EXERCISE DESCRIPTION: What is needed here is every record, retyped without any change.

(Data about app and page elements)
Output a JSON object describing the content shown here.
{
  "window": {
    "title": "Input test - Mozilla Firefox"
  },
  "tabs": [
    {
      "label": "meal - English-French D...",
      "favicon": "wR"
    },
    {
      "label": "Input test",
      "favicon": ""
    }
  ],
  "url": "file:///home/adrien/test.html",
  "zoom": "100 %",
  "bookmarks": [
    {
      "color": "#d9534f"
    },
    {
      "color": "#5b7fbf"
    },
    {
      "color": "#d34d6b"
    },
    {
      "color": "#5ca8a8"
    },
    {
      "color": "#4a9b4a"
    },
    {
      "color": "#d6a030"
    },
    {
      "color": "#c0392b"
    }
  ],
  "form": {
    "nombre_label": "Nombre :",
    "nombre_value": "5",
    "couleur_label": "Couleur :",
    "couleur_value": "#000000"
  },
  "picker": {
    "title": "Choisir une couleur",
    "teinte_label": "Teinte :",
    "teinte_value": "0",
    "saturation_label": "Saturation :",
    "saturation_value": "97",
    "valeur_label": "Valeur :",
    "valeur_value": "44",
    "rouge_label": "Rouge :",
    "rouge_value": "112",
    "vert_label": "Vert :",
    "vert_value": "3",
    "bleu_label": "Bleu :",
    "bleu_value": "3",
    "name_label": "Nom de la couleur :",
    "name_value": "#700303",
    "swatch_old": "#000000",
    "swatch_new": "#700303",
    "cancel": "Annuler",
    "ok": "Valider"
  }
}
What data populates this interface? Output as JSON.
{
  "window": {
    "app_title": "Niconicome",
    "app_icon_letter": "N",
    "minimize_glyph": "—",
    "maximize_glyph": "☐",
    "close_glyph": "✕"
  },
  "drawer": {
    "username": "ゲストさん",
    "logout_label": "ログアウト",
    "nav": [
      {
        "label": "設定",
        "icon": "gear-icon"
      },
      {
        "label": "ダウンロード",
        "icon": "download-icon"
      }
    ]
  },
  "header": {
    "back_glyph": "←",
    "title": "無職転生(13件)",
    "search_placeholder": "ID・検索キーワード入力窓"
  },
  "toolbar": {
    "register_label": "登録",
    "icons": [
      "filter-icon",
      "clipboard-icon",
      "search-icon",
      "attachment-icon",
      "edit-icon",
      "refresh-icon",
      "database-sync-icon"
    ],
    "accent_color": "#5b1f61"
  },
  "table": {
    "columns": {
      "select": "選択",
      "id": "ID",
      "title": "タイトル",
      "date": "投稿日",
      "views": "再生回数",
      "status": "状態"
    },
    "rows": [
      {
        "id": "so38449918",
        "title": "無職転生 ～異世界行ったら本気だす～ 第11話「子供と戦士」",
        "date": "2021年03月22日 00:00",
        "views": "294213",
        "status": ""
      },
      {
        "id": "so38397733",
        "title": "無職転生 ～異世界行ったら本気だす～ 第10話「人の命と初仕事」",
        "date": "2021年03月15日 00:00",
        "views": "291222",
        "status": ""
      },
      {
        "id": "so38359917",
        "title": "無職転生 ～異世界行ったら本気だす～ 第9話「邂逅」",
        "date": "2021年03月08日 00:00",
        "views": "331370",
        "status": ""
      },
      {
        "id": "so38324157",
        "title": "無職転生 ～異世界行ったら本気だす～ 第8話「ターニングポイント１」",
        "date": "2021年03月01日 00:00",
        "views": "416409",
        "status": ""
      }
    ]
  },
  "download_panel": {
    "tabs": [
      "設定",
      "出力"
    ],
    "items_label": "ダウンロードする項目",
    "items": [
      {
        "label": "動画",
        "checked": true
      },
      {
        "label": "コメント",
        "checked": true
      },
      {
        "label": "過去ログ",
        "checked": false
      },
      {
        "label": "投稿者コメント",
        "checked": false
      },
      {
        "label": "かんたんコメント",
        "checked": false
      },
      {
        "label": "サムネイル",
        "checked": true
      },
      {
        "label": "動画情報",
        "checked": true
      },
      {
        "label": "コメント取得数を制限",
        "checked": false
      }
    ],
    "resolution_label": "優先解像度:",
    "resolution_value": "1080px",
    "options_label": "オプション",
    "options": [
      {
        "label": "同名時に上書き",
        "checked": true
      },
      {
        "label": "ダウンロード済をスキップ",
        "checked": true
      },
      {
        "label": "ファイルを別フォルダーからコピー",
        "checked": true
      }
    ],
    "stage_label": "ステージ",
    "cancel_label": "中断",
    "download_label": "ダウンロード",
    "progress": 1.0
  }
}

TASK ANSWER:
Output a JSON object describing the content shown here.
{
  "window": {
    "title": "Input test - Mozilla Firefox"
  },
  "tabs": [
    {
      "label": "meal - English-French D...",
      "favicon": "wR"
    },
    {
      "label": "Input test",
      "favicon": ""
    }
  ],
  "url": "file:///home/adrien/test.html",
  "zoom": "100 %",
  "bookmarks": [
    {
      "color": "#d9534f"
    },
    {
      "color": "#5b7fbf"
    },
    {
      "color": "#d34d6b"
    },
    {
      "color": "#5ca8a8"
    },
    {
      "color": "#4a9b4a"
    },
    {
      "color": "#d6a030"
    },
    {
      "color": "#c0392b"
    }
  ],
  "form": {
    "nombre_label": "Nombre :",
    "nombre_value": "5",
    "couleur_label": "Couleur :",
    "couleur_value": "#000000"
  },
  "picker": {
    "title": "Choisir une couleur",
    "teinte_label": "Teinte :",
    "teinte_value": "0",
    "saturation_label": "Saturation :",
    "saturation_value": "97",
    "valeur_label": "Valeur :",
    "valeur_value": "44",
    "rouge_label": "Rouge :",
    "rouge_value": "112",
    "vert_label": "Vert :",
    "vert_value": "3",
    "bleu_label": "Bleu :",
    "bleu_value": "3",
    "name_label": "Nom de la couleur :",
    "name_value": "#700303",
    "swatch_old": "#000000",
    "swatch_new": "#700303",
    "cancel": "Annuler",
    "ok": "Valider"
  }
}
What data populates this interface? Output as JSON.
{
  "window": {
    "app_title": "Niconicome",
    "app_icon_letter": "N",
    "minimize_glyph": "—",
    "maximize_glyph": "☐",
    "close_glyph": "✕"
  },
  "drawer": {
    "username": "ゲストさん",
    "logout_label": "ログアウト",
    "nav": [
      {
        "label": "設定",
        "icon": "gear-icon"
      },
      {
        "label": "ダウンロード",
        "icon": "download-icon"
      }
    ]
  },
  "header": {
    "back_glyph": "←",
    "title": "無職転生(13件)",
    "search_placeholder": "ID・検索キーワード入力窓"
  },
  "toolbar": {
    "register_label": "登録",
    "icons": [
      "filter-icon",
      "clipboard-icon",
      "search-icon",
      "attachment-icon",
      "edit-icon",
      "refresh-icon",
      "database-sync-icon"
    ],
    "accent_color": "#5b1f61"
  },
  "table": {
    "columns": {
      "select": "選択",
      "id": "ID",
      "title": "タイトル",
      "date": "投稿日",
      "views": "再生回数",
      "status": "状態"
    },
    "rows": [
      {
        "id": "so38449918",
        "title": "無職転生 ～異世界行ったら本気だす～ 第11話「子供と戦士」",
        "date": "2021年03月22日 00:00",
        "views": "294213",
        "status": ""
      },
      {
        "id": "so38397733",
        "title": "無職転生 ～異世界行ったら本気だす～ 第10話「人の命と初仕事」",
        "date": "2021年03月15日 00:00",
        "views": "291222",
        "status": ""
      },
      {
        "id": "so38359917",
        "title": "無職転生 ～異世界行ったら本気だす～ 第9話「邂逅」",
        "date": "2021年03月08日 00:00",
        "views": "331370",
        "status": ""
      },
      {
        "id": "so38324157",
        "title": "無職転生 ～異世界行ったら本気だす～ 第8話「ターニングポイント１」",
        "date": "2021年03月01日 00:00",
        "views": "416409",
        "status": ""
      }
    ]
  },
  "download_panel": {
    "tabs": [
      "設定",
      "出力"
    ],
    "items_label": "ダウンロードする項目",
    "items": [
      {
        "label": "動画",
        "checked": true
      },
      {
        "label": "コメント",
        "checked": true
      },
      {
        "label": "過去ログ",
        "checked": false
      },
      {
        "label": "投稿者コメント",
        "checked": false
      },
      {
        "label": "かんたんコメント",
        "checked": false
      },
      {
        "label": "サムネイル",
        "checked": true
      },
      {
        "label": "動画情報",
        "checked": true
      },
      {
        "label": "コメント取得数を制限",
        "checked": false
      }
    ],
    "resolution_label": "優先解像度:",
    "resolution_value": "1080px",
    "options_label": "オプション",
    "options": [
      {
        "label": "同名時に上書き",
        "checked": true
      },
      {
        "label": "ダウンロード済をスキップ",
        "checked": true
      },
      {
        "label": "ファイルを別フォルダーからコピー",
        "checked": true
      }
    ],
    "stage_label": "ステージ",
    "cancel_label": "中断",
    "download_label": "ダウンロード",
    "progress": 1.0
  }
}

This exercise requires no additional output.